◆ TASK DESCRIPTION
Pull each line with the string "untuk" from the entries.

Dataset excerpts:
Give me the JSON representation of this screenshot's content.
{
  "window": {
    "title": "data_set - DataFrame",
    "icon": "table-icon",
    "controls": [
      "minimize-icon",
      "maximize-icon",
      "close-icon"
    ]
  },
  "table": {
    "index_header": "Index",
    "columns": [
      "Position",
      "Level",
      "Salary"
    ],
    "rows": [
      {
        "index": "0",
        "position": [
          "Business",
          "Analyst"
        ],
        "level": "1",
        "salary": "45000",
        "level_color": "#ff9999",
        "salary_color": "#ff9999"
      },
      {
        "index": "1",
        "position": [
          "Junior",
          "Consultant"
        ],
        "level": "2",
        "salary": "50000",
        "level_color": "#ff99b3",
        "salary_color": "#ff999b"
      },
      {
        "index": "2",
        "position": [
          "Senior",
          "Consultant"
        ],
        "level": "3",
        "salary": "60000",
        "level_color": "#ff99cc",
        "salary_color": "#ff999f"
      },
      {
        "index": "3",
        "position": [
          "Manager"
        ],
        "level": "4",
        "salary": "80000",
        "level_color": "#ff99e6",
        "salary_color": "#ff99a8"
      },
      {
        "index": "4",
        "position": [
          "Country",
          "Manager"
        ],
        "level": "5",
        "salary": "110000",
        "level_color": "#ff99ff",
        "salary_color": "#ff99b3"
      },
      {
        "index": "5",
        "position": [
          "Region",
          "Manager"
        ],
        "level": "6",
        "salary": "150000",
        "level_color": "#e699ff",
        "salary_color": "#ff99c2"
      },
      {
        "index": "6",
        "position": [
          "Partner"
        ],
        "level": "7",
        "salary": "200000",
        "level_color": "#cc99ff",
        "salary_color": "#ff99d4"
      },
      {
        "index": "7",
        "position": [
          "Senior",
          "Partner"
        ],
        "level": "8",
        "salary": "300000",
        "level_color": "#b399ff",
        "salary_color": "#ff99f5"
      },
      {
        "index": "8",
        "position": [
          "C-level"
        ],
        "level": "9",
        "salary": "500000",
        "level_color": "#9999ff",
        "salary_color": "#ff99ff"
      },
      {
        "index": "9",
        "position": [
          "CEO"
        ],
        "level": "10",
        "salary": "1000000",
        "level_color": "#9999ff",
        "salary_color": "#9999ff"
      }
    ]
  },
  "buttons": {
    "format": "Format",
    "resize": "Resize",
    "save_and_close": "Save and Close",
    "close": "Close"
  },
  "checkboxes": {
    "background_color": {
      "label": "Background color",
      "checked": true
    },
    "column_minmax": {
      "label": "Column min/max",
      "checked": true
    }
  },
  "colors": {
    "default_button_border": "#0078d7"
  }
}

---

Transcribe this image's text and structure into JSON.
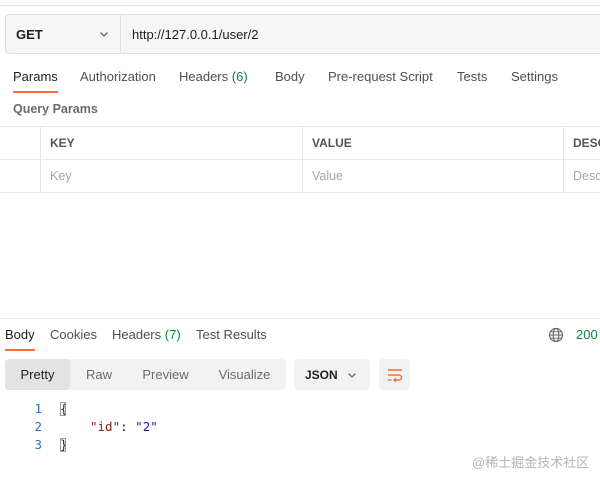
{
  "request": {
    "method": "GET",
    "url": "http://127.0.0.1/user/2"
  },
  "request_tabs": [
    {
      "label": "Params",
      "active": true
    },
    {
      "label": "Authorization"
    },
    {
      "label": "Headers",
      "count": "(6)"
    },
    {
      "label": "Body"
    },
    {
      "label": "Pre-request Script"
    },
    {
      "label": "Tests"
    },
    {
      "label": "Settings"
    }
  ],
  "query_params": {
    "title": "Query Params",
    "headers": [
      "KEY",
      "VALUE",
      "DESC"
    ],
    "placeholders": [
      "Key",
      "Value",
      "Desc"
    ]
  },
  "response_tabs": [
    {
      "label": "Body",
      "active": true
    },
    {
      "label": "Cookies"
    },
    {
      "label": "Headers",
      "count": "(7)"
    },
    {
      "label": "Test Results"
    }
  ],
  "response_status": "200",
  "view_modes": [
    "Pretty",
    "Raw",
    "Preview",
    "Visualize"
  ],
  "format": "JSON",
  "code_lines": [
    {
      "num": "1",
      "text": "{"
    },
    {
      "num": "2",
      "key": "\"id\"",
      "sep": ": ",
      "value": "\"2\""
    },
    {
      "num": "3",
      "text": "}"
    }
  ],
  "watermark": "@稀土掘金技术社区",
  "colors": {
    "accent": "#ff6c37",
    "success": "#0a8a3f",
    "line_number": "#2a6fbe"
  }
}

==

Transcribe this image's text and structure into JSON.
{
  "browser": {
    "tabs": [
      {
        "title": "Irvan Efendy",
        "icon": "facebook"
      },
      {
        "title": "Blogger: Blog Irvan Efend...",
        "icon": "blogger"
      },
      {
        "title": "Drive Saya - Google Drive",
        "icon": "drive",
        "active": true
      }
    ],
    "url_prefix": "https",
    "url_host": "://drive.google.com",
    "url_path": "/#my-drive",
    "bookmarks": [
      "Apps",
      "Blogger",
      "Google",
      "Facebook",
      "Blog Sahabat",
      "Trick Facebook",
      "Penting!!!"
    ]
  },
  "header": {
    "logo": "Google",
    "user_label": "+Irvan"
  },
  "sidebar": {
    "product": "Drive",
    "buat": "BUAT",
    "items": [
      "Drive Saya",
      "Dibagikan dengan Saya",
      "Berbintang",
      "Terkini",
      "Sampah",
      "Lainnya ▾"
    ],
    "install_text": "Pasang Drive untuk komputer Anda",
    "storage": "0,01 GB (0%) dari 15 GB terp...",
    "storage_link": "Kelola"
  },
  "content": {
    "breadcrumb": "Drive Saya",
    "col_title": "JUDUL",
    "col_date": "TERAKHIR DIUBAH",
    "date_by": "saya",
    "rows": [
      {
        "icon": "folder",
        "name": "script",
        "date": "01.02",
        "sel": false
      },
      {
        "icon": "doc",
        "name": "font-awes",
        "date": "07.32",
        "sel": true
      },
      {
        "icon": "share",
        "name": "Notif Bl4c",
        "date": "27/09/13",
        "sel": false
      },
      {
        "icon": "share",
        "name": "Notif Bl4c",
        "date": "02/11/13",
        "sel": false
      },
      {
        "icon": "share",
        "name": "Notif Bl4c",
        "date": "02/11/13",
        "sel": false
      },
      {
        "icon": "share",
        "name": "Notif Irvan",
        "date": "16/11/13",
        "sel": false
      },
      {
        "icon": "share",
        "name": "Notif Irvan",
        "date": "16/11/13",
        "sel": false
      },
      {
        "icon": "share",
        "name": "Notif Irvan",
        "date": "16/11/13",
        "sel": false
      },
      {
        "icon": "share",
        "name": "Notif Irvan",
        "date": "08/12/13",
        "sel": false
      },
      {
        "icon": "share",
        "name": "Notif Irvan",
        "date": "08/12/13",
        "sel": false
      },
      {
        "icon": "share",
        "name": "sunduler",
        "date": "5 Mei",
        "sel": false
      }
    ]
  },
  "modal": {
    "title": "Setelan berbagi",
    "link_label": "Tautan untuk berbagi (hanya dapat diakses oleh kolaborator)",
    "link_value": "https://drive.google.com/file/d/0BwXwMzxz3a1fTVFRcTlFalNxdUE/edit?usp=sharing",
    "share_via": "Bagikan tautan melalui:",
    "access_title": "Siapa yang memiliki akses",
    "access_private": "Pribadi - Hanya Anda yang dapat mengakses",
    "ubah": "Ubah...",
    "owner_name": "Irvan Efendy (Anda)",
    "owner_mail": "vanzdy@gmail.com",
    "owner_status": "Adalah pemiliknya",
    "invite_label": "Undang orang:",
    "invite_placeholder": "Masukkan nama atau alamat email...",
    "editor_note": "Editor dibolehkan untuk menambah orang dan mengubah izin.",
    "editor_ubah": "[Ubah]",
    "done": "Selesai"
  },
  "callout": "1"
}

◆ OUTPUT FOR THIS TASK
    "install_text": "Pasang Drive untuk komputer Anda",
    "link_label": "Tautan untuk berbagi (hanya dapat diakses oleh kolaborator)",
    "editor_note": "Editor dibolehkan untuk menambah orang dan mengubah izin.",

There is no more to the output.